    Now the new Milky Way rotation speed (254 km/s) is very close to that of the Andromeda galaxy (M31) -from memory 257km/s. I wonder if I’m going too far in saying the number of stars in both galaxies must now be nearly equal ?

  • Administrator March 23, 2009, 15:42

    Just my thought, and I hope others will continue to weigh in. The Andromeda issue remains vexing to me.

  • keith bradshaw March 24, 2009, 15:02

    In the link below, we have a plot of K-giant star numbers “above” the sun perpendicular to the Milky Way disk plane:


    Notice there is a considerable stellar density right out to 1000 parsecs, and at least some stars out at 1300 parsecs. I am often seeing disk thickness values much smaller than this on various web sites. This plot implies a disk thickness of around 2kpc (since the sun is known to be close to the mid-plane). This is more than 6000 light-years, considerably more than the values of around 1000 light years that you often see.

    Having said all that, I do wonder if I am interpreting that plot correctly. I don’t understand why the star count should start off low near the sun, then rise to a peak before tailing off. Why the initial minimum in the plot? The only explanations I have thought of are:

    (1) K-giant stars are a greater proportion of “thick disk” stars,
    (2) The count is not corrected for the field of view area increasing with distance from the telescope.

    Can anyone help with that?

  • Ronald August 28, 2009, 8:22

    In March andy, Ron S and Keith Bradshaw responded to my observation, that the MW galaxy seems tom favor certain spectral subtypes (skowing conspicuous peaks for G0, G5, G8 and K0) by stating that this is probably al just an classification artefact and bias. And that I should try to look at the raw data rather than this derived classification.

    I then promised I would do some more homework, when I found the time.

    Well, I have, and the results seem to settle the above matter, as follows; I checked and analyzed the NStars and Hipparcos data, however not for mass and temperature, as I originally mentioned, since both are also derived and not found in the original raw data.
    Instead, I analyzed two other relevant parameters: total luminosity (from Mv) and color index B-V for all solar type stars from 0.20 to 3.00 solar Lum (Mv 6.58 – 3.64), B-V from 0.45 – 1.35, subdivided in equal (0.05) width classes. Total 291 NStars, 2370 Hip stars.

    The results are rather sobering and maybe not too surprising (maybe I even risk kicking in an open door);

    * Both collections show a ‘normal’ (i.e. expected) exponentially increasing abundance with decreasing luminosity class.

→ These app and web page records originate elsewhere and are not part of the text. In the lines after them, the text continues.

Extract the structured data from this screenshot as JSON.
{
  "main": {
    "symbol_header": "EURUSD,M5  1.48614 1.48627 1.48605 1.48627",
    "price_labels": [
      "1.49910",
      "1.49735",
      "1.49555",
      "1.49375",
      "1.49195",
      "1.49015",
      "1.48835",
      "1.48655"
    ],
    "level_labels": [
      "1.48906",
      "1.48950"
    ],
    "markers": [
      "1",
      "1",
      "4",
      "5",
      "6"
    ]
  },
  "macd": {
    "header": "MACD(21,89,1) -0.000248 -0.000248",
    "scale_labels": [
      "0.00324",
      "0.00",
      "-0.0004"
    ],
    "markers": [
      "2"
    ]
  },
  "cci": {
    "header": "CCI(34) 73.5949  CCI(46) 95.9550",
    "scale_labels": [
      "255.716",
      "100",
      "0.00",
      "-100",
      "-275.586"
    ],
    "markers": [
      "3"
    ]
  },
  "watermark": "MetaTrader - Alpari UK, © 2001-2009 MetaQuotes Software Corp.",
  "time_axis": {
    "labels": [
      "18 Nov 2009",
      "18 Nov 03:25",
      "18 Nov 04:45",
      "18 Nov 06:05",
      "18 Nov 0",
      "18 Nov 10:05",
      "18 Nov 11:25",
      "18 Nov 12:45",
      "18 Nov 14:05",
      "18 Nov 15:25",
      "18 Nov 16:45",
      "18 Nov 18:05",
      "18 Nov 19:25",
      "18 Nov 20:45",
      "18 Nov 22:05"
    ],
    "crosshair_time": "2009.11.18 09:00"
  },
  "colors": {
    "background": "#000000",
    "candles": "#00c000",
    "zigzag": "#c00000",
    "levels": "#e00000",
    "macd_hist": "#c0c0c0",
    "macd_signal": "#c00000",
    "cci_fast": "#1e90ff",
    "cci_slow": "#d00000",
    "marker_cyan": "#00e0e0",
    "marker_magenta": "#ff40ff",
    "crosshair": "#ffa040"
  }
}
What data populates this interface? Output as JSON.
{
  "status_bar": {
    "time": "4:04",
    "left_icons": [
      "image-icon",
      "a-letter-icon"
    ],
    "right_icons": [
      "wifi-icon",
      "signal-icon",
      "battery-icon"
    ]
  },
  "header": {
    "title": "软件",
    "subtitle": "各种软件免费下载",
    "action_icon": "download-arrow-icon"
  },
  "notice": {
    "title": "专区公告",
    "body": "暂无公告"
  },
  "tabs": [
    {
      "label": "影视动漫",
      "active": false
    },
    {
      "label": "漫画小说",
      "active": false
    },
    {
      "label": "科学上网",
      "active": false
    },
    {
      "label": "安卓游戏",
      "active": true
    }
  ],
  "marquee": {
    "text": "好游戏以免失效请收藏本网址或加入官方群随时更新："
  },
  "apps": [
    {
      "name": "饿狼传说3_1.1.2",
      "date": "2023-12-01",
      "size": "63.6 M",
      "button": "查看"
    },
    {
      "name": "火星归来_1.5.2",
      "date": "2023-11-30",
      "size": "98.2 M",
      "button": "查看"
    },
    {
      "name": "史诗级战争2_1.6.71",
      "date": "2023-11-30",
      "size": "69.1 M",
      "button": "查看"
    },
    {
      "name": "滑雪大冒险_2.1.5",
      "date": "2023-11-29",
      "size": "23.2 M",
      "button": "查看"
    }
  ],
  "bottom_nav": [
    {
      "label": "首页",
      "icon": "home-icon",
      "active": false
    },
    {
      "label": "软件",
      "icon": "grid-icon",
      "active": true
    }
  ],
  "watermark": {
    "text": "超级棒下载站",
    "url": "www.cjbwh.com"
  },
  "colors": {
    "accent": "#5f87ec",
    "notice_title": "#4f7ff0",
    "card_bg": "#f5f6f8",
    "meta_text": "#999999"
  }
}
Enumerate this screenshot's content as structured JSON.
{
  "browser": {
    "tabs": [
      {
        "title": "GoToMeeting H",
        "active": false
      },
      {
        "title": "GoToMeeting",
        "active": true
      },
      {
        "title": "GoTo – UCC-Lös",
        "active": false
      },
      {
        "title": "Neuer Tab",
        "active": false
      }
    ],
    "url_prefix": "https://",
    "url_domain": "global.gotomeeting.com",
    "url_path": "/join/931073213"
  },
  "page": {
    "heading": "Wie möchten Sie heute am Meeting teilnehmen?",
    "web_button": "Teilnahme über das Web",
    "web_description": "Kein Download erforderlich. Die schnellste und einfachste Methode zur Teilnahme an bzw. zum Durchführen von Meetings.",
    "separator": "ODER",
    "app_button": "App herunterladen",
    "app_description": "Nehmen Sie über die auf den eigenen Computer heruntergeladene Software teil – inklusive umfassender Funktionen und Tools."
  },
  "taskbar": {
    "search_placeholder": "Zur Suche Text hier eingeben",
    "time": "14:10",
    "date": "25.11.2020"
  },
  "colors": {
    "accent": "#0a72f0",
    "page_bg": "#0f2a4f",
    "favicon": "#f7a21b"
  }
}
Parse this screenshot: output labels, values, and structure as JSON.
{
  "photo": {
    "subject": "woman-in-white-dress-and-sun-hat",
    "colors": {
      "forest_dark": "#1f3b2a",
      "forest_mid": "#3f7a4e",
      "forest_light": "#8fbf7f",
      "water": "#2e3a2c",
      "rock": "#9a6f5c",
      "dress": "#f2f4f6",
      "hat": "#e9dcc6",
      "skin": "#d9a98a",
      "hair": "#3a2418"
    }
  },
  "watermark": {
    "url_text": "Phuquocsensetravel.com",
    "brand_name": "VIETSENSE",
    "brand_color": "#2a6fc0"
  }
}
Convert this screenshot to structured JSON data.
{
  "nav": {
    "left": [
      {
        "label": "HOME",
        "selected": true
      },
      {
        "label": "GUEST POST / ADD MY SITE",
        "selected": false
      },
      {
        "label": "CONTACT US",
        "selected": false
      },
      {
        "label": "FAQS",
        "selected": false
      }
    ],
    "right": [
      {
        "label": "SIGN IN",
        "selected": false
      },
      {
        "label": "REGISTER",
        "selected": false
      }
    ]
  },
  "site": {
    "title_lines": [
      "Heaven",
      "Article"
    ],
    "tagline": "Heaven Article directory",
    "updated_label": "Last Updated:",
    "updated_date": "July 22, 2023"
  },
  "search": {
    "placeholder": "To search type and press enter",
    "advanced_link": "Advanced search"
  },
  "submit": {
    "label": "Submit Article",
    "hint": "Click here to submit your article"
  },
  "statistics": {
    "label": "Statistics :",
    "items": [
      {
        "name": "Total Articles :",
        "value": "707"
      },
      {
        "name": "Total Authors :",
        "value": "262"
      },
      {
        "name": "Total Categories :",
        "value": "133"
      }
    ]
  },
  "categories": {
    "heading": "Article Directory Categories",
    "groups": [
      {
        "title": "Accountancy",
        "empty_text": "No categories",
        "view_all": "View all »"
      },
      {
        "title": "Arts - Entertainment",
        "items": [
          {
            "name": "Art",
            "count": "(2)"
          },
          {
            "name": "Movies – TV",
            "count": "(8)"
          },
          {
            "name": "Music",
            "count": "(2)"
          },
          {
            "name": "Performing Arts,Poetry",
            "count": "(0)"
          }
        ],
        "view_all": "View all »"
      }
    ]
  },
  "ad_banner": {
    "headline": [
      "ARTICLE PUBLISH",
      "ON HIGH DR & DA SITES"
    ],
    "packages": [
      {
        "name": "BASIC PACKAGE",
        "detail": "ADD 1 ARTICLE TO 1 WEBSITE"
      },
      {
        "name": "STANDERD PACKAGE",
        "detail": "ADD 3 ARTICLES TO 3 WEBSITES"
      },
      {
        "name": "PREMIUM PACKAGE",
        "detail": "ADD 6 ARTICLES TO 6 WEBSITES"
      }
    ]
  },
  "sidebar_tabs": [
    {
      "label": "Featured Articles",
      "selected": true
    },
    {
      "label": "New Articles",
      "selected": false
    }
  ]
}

For Hip the relationship is: N = 132e-^0,0536x, with a R2 fit of 0.93. However, this is just simple Excel statistics and other statistical analyses may give better correllations.

    * Both collections show a more or less ‘normal’ parabolic B-V distribution, with a peak roughly from (0.55) 0.60 – 0.75 (0.80), and almost nothing below 0.45 and above 1.10.
    (The NStars also show a second peak from 0.80 – 0.90, but this may simply be due to the much smaller sample size).

    My conclusion now confirms the above-mentioned gentlemen’s suspicion, namely: that the ‘traditional’ subtype spectral classification and more particularly the observed peaks therein (G0, G5, G8 and K0) as well as a few valleys, is not supported by analysis of the raw luminosity and B-V color index data, which do not show any of these peaks, but rather show the normally expected distributions.

    I will also sent my data to Paul and his colleague Kelvin Long, with whom I have been corresponding about similar data before.

    Interesting stuff, BTW, stellar population biology ;-)